All experiments that I have done with a red filter on a flashlight have always turned it into a floodlight (it scatters the beam). But what you want is a proper beam with a good throw.
Therefore, you are much better off using a flashlight with red LEDs. Don't waste your time and money fiddling with filters. Three years ago I bought a red flashlight for just £11.42, including a rechargeable li ion battery and charger, and it has an adjustable beam with a zoomlens, so it can make a nice narrow beam with massive throw. You'll never achieve that with a filter placed in front.
However, as I wrote before, I reverted back to a (much weaker) white light because I find it difficult to distinguish features in red light.
Nowadays I just use a (weak, white) headlight (the ones you use for hiking) and because it is handsfree I can observe the birds through my binoculars. This way I don't need much light and still see nocturnal birds reasonably well. I can use a low light level that doesn't seem to disturb the birds much. I have observed nightjars and potoo this way and they just went on with their business, catching moths and kept returning to the same perch. I kept the light level so low that I lost most colour vision, but I still preferred it over red light. Also, with white light you still have the option to switch to a higher level for a few seconds to see the bird's colours, which might disturb the birds, but at least you have this option and you can decide whether this is appropriate or not.

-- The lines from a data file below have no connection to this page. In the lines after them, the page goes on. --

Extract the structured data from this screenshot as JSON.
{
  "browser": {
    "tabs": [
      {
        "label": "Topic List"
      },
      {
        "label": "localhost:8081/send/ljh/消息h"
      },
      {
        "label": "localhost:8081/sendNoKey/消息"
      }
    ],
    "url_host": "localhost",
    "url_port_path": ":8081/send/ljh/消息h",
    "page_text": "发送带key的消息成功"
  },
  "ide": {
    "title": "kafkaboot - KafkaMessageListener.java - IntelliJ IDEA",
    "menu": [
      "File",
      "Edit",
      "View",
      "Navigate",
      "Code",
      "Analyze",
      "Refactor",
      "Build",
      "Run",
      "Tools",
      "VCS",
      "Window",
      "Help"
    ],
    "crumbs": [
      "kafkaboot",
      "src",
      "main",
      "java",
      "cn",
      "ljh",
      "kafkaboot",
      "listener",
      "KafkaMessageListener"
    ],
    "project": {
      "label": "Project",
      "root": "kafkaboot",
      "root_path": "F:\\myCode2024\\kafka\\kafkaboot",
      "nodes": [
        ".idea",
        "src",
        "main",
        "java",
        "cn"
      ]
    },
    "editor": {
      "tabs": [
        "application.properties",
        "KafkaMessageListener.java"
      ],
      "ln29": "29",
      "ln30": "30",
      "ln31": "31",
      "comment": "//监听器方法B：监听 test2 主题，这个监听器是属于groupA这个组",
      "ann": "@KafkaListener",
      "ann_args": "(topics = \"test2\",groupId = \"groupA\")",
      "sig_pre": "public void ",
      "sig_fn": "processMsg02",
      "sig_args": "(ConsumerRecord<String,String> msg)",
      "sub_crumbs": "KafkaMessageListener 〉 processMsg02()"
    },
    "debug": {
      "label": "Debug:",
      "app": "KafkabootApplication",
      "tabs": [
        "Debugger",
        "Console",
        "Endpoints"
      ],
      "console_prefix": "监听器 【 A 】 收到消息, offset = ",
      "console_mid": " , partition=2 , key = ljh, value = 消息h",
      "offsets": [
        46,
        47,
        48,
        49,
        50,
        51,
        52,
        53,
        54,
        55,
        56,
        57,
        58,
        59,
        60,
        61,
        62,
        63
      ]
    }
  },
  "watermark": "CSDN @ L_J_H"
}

But anyway, red light may work for you, so just get a cheap red LED flashlight online and see if you like it. Even a cheap one will outperform anything that you can achieve with a white flashlight + home-made filter.